I did the tomato canning process by myself last year (more on that here) but it was SO MUCH easier with someone else. C and I had a production line going towards the end, and we ended up with 19 quarts of Whole Peeled Tomatoes and 20 pints of tomato sauce in about 7 hours. Last year, I had a smaller yield and it lasted all the way until July, so I am confident that we both have enough for the winter and no one will get scurvy.
How did you do it? You might ask. All of that is below. While it was a long (LONG) day, I am so happy we did it, and I was so lucky to have C stick it out with me.
8AM – Already at the farmers market, doing the rounds to find the best deal on tomatoes. Romas work best for whole peeled canning, and Romas and Beefsteaks work great for Sauce. We ended up with 25lbs Romas, 25lbs Beefsteaks, and 50lbs Striped Heirloom Romas. (total cost for tomatoes ~$90)
10AM – Prepare the cans. I did this by running them through the dishwasher on high. Other options include boiling them in a pot for a bit (what I did last year) or putting in an oven for a bit. Since we had a ton of cans, I figured a mass sterilization approach would be best.
11AM – Start the sauce. For the sauce, we used a massive (9 gallon) stockpot. We blanched, iced, peeled, and cored roughly 40lbs of the tomatoes, 25lb Striped Roma and ~15lb Beefsteak. Before blanching, we scored an x in the bottom of tomatonce cored. Once peeled, we broke them up into chunks and put them in the pot and brought to boil. We continued in this fashion until all the tomatoes we wanted to use were in the pot. It took a while.
1PM – Mill the sauce. Once we had all of the tomatoes in the pot and at a boil, we ran the sauce through a medium mesh of the food mill. This is no ones favorite process. It takes forever to mill the sauce down and it doesn’t look like much is happening even though it is. Very frustrating. Slowly but surely we got through the tomatoes and had our strained sauce.

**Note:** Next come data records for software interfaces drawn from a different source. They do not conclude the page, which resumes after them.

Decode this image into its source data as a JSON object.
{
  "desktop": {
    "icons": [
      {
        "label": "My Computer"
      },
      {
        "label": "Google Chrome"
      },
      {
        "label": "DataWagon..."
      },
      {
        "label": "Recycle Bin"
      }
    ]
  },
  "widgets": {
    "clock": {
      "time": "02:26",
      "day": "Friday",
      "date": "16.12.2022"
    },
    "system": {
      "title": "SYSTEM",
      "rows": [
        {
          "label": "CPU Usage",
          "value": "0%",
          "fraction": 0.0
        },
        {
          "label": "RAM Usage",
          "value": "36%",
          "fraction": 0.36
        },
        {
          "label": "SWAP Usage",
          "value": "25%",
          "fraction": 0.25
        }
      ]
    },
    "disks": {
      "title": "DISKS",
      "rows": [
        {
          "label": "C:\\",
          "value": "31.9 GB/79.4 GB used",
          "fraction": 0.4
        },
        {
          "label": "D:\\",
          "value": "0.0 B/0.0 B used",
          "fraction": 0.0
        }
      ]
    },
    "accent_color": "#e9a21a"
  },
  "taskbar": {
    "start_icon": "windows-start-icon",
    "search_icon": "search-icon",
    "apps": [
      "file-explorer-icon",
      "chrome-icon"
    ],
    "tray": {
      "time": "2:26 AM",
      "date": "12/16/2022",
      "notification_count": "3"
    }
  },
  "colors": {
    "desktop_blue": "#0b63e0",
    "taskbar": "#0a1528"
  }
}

2PM – Simmer down the sauce – This is another long process in a series of long processes. The sauce needs to simmer for a long while to get some of the water out of the sauce. It is certainly a patience game. Once we got down to the end of simmering process, we prepared the canning lids for processing by putting them in boiling water and removing the pan from heat.
2:40PM – Fill all of the prepared pint jars with the sauce and top with lids and rings and process in large pot for 45 minutes.

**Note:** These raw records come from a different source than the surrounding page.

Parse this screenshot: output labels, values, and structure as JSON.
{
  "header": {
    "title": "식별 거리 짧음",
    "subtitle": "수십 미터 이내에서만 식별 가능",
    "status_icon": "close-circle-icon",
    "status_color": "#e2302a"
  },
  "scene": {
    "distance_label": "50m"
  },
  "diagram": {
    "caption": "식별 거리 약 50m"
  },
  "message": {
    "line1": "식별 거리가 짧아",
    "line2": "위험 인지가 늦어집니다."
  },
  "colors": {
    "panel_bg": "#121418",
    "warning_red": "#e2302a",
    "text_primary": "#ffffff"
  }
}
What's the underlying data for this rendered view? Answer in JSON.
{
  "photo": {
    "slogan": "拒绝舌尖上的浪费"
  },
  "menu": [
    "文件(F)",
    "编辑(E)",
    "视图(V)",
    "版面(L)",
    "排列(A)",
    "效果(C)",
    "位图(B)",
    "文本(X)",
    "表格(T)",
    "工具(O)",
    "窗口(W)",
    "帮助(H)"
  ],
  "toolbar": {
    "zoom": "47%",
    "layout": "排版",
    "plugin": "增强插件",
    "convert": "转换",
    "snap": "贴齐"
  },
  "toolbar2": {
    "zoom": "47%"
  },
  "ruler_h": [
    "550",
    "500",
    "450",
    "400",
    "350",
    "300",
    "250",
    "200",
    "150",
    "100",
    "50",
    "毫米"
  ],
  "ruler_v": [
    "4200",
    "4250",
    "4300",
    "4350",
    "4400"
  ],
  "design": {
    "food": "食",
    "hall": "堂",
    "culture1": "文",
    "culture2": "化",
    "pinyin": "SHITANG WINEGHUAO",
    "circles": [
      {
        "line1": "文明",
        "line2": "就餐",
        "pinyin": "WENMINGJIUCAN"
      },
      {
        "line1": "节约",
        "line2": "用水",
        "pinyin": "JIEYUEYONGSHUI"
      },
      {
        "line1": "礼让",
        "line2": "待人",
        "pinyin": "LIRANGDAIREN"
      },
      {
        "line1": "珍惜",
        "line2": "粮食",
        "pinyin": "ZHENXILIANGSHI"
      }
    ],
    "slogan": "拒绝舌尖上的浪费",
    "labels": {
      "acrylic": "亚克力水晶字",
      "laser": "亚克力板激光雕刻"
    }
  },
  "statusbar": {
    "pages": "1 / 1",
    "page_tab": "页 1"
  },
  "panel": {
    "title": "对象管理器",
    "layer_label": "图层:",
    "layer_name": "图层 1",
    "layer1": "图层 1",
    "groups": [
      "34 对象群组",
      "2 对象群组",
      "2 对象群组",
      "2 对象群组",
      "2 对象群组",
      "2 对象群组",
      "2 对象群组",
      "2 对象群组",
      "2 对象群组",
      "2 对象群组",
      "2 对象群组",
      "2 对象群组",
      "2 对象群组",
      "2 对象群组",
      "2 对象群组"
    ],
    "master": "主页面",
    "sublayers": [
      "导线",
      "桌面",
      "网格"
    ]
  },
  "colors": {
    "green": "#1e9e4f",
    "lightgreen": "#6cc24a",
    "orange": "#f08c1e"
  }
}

3PM – Start blanching and peeling the potatoes for the whole peeled tomatoes. As the tomatoes were blanched and peeled, we put them right into the prepared quart jars with two sprigs of basil and two tablespoons of lemon juice/quart.
4PM – As we got enough jars to fill a processor, we would just start boiling the cans, so from ~2:30 on we always had jars in the processor ~8/time and for 45 minutes each. We had two processors going at once, which was crucial to getting the processing situation over with.
5:30 – Last jars go into the processor! Marathon day of conning complete. Victory. Now for the getting the tomatoes out of the nails. That process takes forever.